Turkey hosts the world’s largest refugee population, with 3.5 million Syrians, 145,000 Afghans, 140,000 Iranians, as well as thousands of people from other countries.

Conditions in Afghanistan

Afghanistan is currently gripped by a non-international armed conflict between what are known as “Anti-Government Elements” and Pro-Government Forces. Among the Anti-Government Elements are the Taliban and the group calling itself the Islamic State, but more than 20 armed groups are operating inside the country. The United Nations Assistance Mission in Afghanistan reported that 2016 was the deadliest year on record for civilians in Afghanistan, with 11,418 people killed or injured. According to the UN, conflict-related insecurity and violence inflicts severe harm on civilians, especially women and children. The deterioration of the security situation persisted in 2017, with over 10,000 civilian casualties that year. The conflict is volatile and involves multiple groups that are constantly seeking to gain or regain territory, and whose actions can be unpredictable.

Many people in the country are also at particular risk of persecution, regardless of whether they live in an area under the effective control of Pro-Government Forces or Anti-Government Elements. In areas under the control of the government, state agents routinely perpetrate human rights violations. Pro-government armed groups are responsible for abuses such as deliberate killings, assault, extortion and intimidation.
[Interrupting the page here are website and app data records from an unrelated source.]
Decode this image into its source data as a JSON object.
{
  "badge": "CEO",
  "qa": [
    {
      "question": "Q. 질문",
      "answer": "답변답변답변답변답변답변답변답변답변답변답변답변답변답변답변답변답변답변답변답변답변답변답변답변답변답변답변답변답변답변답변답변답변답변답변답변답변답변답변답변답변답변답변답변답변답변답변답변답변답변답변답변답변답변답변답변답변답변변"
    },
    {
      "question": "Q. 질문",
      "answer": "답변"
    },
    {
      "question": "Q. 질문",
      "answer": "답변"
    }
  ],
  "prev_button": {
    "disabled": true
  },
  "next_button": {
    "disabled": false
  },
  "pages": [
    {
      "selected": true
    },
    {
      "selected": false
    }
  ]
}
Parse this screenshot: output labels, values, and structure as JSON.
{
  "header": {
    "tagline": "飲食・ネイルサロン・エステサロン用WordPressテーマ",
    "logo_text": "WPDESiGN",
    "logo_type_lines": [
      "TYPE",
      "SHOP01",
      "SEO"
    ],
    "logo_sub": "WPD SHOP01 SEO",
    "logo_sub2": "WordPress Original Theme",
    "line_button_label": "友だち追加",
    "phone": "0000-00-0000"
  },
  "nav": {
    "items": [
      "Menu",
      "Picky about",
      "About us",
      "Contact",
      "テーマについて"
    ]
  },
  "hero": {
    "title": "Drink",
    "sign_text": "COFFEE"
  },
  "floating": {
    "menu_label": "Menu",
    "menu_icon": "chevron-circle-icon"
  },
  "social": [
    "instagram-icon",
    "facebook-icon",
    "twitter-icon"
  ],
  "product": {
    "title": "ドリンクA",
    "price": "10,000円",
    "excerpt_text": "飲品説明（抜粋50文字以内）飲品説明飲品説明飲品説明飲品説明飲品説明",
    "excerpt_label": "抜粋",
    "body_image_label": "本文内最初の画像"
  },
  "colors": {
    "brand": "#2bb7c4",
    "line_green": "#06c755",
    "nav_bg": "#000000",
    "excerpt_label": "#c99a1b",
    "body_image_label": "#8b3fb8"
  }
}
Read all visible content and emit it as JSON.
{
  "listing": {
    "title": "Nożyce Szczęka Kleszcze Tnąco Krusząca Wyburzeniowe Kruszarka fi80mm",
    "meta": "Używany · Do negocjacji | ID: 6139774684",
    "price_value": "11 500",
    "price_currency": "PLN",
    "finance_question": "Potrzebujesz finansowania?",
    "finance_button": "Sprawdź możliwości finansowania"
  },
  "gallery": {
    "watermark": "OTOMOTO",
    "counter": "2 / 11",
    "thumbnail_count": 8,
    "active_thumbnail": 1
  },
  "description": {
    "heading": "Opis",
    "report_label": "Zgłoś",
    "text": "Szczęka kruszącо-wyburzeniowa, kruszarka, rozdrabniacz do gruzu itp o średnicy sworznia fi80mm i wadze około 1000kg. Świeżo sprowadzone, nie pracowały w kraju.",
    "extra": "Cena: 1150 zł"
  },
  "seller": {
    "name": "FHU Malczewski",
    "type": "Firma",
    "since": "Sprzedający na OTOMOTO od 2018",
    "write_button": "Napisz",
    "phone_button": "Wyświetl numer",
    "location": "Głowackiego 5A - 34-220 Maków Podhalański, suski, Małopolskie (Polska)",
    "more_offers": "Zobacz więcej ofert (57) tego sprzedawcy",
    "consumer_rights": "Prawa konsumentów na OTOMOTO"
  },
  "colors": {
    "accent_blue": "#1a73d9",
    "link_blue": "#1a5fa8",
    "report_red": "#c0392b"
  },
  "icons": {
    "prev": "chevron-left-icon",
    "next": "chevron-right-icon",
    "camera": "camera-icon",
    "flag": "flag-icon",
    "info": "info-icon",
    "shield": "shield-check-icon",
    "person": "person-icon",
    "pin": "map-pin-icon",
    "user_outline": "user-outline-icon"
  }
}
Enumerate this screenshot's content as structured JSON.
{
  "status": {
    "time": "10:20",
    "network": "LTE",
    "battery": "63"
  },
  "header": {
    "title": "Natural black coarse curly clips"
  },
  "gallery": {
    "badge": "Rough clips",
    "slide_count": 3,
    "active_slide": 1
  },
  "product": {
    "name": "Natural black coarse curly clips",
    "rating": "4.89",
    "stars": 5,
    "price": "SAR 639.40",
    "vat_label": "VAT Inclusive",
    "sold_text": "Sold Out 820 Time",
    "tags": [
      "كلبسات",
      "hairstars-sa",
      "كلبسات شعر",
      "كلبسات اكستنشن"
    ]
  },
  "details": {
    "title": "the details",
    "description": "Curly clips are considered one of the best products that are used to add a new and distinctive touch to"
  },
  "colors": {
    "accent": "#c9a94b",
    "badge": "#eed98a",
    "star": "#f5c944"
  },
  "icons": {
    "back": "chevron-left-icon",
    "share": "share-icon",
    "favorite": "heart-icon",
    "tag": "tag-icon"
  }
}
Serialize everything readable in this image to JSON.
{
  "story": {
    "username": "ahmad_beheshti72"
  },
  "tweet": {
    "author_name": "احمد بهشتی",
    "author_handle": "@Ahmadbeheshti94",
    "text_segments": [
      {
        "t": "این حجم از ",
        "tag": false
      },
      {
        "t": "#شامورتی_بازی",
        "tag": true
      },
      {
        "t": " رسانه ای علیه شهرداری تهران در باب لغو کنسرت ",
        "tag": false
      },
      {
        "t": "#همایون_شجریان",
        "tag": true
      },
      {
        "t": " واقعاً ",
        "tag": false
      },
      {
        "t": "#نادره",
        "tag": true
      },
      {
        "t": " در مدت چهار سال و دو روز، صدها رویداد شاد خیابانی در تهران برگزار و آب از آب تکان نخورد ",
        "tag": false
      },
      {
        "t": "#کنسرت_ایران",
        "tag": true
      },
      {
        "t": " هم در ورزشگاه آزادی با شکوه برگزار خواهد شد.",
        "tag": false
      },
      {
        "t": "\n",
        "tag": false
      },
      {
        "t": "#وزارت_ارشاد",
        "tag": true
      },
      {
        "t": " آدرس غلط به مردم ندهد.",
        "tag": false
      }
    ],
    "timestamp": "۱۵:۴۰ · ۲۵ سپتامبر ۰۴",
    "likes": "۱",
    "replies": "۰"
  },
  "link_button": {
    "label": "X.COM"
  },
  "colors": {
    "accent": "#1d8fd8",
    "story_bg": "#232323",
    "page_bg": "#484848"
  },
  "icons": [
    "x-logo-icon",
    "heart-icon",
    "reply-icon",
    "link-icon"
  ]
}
In regions in which Anti-Government Elements are in control, human rights violations are widespread. These include extrajudicial executions, torture and ill-treatment, as well as denials of the rights to free movement, freedom of expression, political participation, and access to education and the right to health care. Moreover, both sides of the conflict perpetrate human rights violations in areas outside their respective control.

International legal standards

Under the international legal principle of non-refoulement, Turkey cannot transfer anyone to a place where they are at real risk of serious human rights violations – such as persecution, or torture and other cruel, inhuman, or degrading treatment or punishment. At present, given the grave security and human rights situation across the country, all forced returns to Afghanistan constitute refoulement.

International law also places obligations on Turkey to justify any restrictions on the right to liberty. The legal basis for the detention of these Afghan migrants and asylum-seekers is unclear, as such measures can only be justifiable under extremely limited circumstances. Given the fact that thousands of people appear to have been apprehended and detained in a short amount of time, there is a high risk that the detention of these Afghans is arbitrary and unlawful.

Turkey is also obliged, under international law, to ensure that all people intending to seek asylum from persecution are given an effective opportunity to do so.

UA: 77/18 Index: EUR 44/8258/2018 Issue Date: 24 April 2018

Take action

Please write immediately in Turkish, English or your own language urging the Turkish authorities to:

  • Immediately release the detained Afghans;
  • Ensure the detained Afghans have access to national asylum procedures;
  • Halt all returns to Afghanistan, until they can take place in safety and dignity.

Minister of Interior
Süleyman Soylu
İçişleri Bakanlığı Bakanlıklar
Ankara, Turkey
Twitter: @suleymansoylu
Fax: +90 312 418 1795
Salutation: Dear Minister

Directorate General of Migration Management
Mr. Abdullah Ayaz
Göç İdaresi Genel Müdürlüğü
Çamlıca Mahallesi
122. Sokak No:4
Yenimahalle/Ankara, Turkey
Fax: +90 312 422 09 00 / +90 312 422 09 99
Email: gocidaresi@goc.gov.tr
Salutation: Dear Mr. Ayaz

Also send copies to diplomatic representatives accredited to your country.

Please check with your section office if sending appeals after the above date.